Consider paid apprenticeships and work experience schemes. These are long-term commitments bring real commercial rewards to business.
Be mindful of diversity. Monitor the take-up of these programmes and their outcomes. If a particular apprenticeship or work experience scheme doesn’t have any ethnic minority participants, then it isn’t reflective of society in the UK.
Now when one in three schools has no plan to deliver careers advice, the future of our young people contains increasing challenges. Where else can they turn to for career advice or support, whether it’s to ask about what subjects to study for a specific career, how to get an apprenticeship or for general advice on the career pathways open to them?
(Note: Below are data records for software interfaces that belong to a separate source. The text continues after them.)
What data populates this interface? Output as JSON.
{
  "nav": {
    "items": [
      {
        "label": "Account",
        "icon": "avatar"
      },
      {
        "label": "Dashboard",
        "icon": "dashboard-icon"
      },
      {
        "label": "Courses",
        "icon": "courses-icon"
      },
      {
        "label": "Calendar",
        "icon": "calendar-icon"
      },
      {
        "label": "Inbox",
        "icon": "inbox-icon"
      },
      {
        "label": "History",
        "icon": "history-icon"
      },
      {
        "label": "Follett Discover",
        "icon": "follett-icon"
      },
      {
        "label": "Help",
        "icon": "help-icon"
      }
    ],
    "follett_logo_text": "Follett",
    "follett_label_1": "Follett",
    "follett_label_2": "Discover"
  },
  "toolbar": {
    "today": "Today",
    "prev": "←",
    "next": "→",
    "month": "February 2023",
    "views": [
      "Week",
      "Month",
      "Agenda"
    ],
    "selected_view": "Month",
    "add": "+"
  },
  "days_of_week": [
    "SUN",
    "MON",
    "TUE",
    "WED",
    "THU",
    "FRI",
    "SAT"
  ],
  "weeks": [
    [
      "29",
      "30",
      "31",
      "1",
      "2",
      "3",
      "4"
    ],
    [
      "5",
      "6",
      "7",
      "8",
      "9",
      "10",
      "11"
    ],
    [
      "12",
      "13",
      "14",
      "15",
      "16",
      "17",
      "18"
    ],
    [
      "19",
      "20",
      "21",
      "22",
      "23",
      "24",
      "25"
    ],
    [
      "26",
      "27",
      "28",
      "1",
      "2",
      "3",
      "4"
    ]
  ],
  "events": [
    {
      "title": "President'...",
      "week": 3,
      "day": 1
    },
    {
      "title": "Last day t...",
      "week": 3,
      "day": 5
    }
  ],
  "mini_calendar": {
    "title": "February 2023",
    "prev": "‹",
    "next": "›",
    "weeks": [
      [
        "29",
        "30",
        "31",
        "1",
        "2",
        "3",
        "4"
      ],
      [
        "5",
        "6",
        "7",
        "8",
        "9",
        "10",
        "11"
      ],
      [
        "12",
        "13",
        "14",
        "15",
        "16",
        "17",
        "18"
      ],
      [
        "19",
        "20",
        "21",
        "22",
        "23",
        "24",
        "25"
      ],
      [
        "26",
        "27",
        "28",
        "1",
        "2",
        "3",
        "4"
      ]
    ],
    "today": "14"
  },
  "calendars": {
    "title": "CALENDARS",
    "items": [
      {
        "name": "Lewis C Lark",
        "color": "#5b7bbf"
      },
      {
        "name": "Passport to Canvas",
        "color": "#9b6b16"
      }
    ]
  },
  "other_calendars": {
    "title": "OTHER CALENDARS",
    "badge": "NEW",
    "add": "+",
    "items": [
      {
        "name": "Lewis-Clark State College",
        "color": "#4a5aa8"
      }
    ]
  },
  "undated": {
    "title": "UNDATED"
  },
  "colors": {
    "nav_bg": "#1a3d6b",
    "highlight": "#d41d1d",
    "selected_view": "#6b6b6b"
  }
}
Here’s a place where people already in work can be a great help!
With avenues of advisory support being increasingly off and youth unemployment on the rise, I believe businesses have a responsibility to start reaching out to disconnected groups of young people early on. Businesses should encourage employees to become involved as part of their commitment to responsible business practice.
This is very much about businesses recognising that talent and long-term commercial returns can be found in the most diverse people and places, including the untapped potential of our ethnic minority and white young people. And this potential can only be achieved through long-term strategy and commitment. Some businesses that are committed to a diverse and inclusive workforce are already taking action to reach out to diverse and hard to reach groups, but in my view, there is much more that can be done!
Race for Opportunity is determined to keep on highlighting the need to address youth unemployment. We want to hear how these issues have affected you. We’ll soon be asking business leaders, employees, young people, and anyone with a story to share their message through a short video or through twitter. If you’ve got a story, tell it to us!
At the RfO Awards Dinner 2012 we will be revealing the first of these videos from some of the UK’s most senior business leaders. All I ask of you all now, is to start thinking about what your message or commitment will be towards tackling youth unemployment.
By collaborating, we will find solutions.